Empower your employees and teams to make informed decisions that help your company.
3 best practices to make the top-down approach work in 2023
To make the top-down approach work in a company today, you need to follow these three best practices:
Listen to your employees and adjust processes that stress them out
Sure, you have the final call when it comes to vision, goals, and the process. But if you don’t listen to your employees and make adjustments, you risk creating a workforce of “quiet quitters.”
And trying to reverse the trend is an uphill battle — only 23% of employees said they feel engaged at work in a 2023 Gallup study.
But when Gallup asked these “quiet quitters” what the company could do to improve, they immediately shared many ideas. So it’s clear that many disengaged workers want to make a difference but don’t feel heard by their managers or bosses.
So make sure they feel heard. Listen to them. There’s no shortcut here. You can’t just set up a “suggestions box” (digital or physical) and call it a job well done.
You have to set up processes and channels that make sure every employee feels heard.
- Train your managers to actively ask for suggestions.
- Actively implement suggestions and reward employees for making them.
- Adjust your high-level decision-making process to include workshops and meetings with employees.
Use smart solutions to avoid micromanaging without sacrificing visibility
It’s a lot easier to be an efficient manager when you take advantage of modern project management software. Use a shared work calendar or a Kanban board to delegate without micromanaging.
With full visibility of the progress of different tasks in a project, managers no longer need to actively ask for updates. It can help you cut down on unnecessary meetings and help your employees focus on their tasks without feeling stressed.
Give your employees a clear path to success
Don’t just focus on company goals. Outline goals for individual employees who show initiative and want to grow within and alongside the company.
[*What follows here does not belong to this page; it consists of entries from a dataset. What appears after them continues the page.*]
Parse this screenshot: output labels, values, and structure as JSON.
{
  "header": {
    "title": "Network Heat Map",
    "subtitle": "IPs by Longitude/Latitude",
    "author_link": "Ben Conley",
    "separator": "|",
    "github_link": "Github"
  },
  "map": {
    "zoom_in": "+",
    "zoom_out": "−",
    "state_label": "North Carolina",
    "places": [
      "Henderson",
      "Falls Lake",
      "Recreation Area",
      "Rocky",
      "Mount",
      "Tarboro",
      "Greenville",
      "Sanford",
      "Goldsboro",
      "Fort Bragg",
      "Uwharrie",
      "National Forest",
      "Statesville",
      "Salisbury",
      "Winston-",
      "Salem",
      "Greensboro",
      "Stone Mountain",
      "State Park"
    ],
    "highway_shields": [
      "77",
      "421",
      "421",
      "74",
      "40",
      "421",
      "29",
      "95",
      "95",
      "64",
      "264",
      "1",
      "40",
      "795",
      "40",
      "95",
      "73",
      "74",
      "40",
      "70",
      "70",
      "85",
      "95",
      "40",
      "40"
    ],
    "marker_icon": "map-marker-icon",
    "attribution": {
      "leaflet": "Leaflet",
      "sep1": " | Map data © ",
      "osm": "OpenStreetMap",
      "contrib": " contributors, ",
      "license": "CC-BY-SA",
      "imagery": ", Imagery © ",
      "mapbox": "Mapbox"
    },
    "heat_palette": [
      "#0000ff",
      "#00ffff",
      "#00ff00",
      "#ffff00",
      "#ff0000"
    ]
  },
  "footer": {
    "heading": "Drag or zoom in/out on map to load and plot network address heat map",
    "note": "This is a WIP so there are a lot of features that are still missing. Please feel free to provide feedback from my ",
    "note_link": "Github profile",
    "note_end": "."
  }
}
When done right, this type of involved top-down leadership keeps your employees uniquely motivated and moving in the right direction. It can be as engaging as the bottom-up approach, without sacrificing the structure.
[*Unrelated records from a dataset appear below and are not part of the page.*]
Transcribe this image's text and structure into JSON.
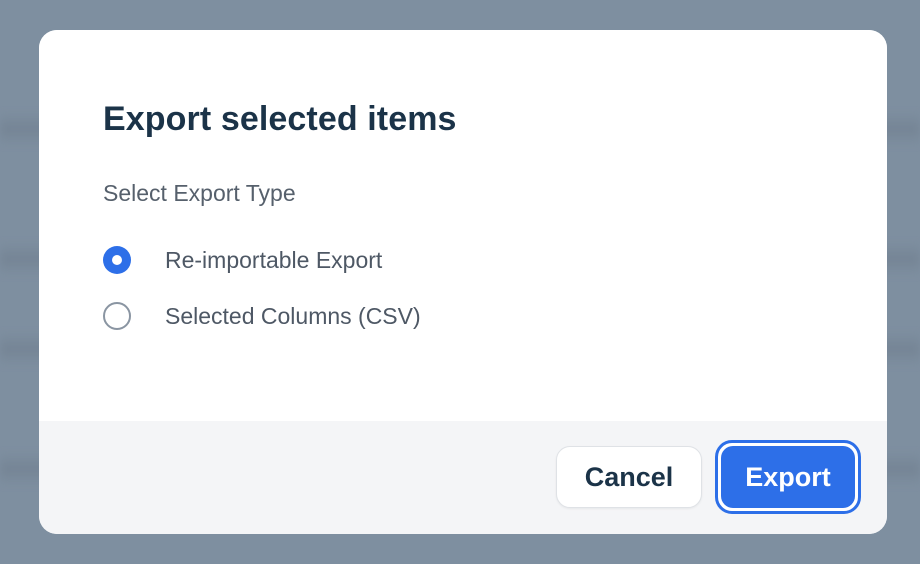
{
  "dialog": {
    "title": "Export selected items",
    "section_label": "Select Export Type",
    "options": [
      {
        "label": "Re-importable Export",
        "checked": true
      },
      {
        "label": "Selected Columns (CSV)",
        "checked": false
      }
    ],
    "cancel_label": "Cancel",
    "export_label": "Export"
  },
  "colors": {
    "accent": "#2d6fe8",
    "title": "#1b3348",
    "backdrop": "#7e8fa0",
    "footer": "#f4f5f7"
  }
}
The four functions of project management are planning, organizing, leading, and controlling. The more you focus on leading and organizing, the less time you need to spend putting out fires in the controlling stage.
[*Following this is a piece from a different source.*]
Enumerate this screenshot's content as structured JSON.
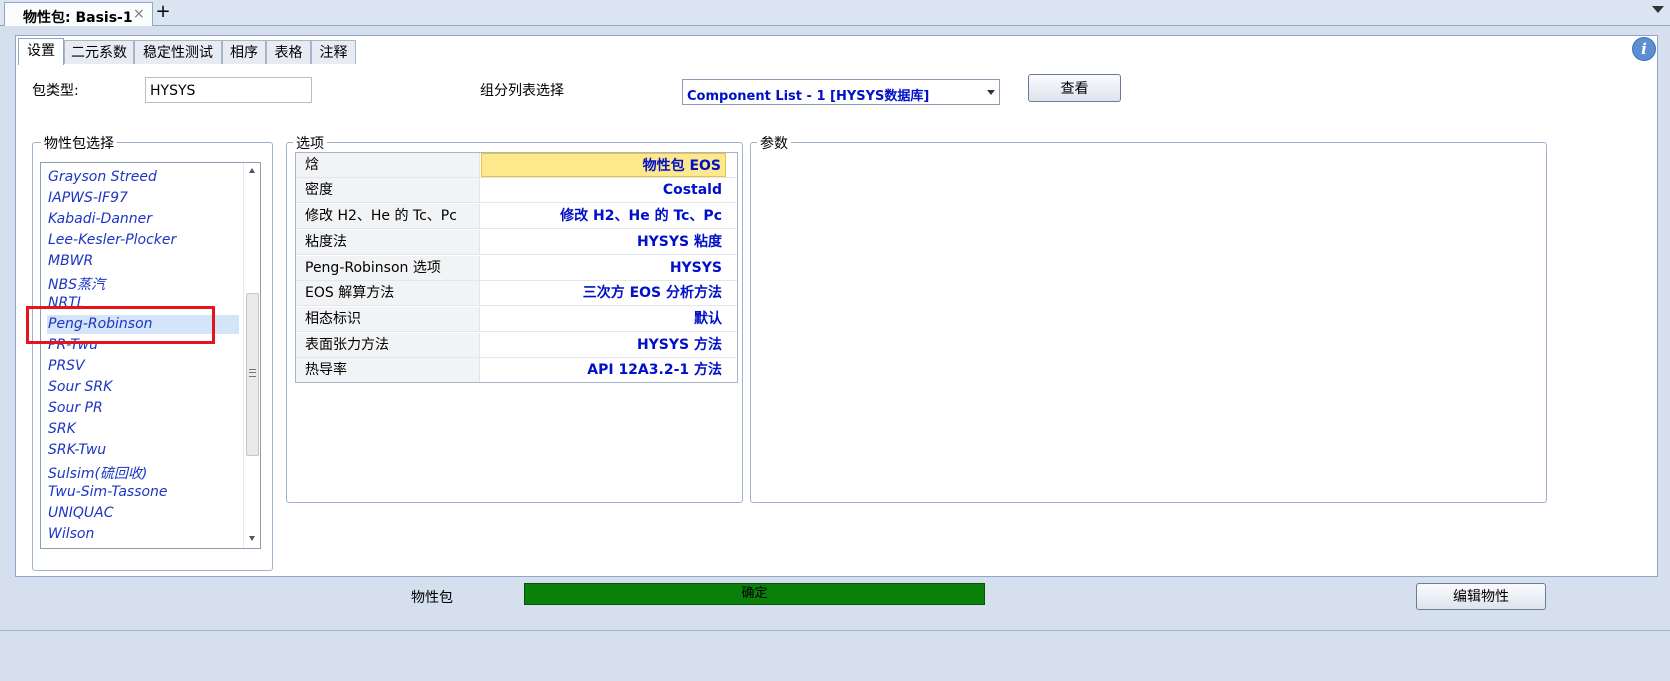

Gain more flexibility and give your employees space to work effectively with Motion
Want to get the best aspects of the top-down approach without the downsides? Motion can help you establish a centralized platform for managing tasks and schedules.
But what makes our team calendar different is its flexibility and our AI-powered automatic scheduling. Our algorithms consider task priority, dependencies, and deadlines. That means your teams are always working on the most pressing task, moving the project forward.
And here’s the kicker: if something comes up last minute, Motion handles that automatically. If James gets a 2-hour client call this Monday afternoon, Motion will automatically reschedule the landing page task to an open slot on his calendar.
Motion lets you administer an AI-assisted top-down strategy with much more flexibility and less need for mundane meetings about task assignments.
Sign up for our free 7-day trial to see how it can transform how you assign tasks and how your team works.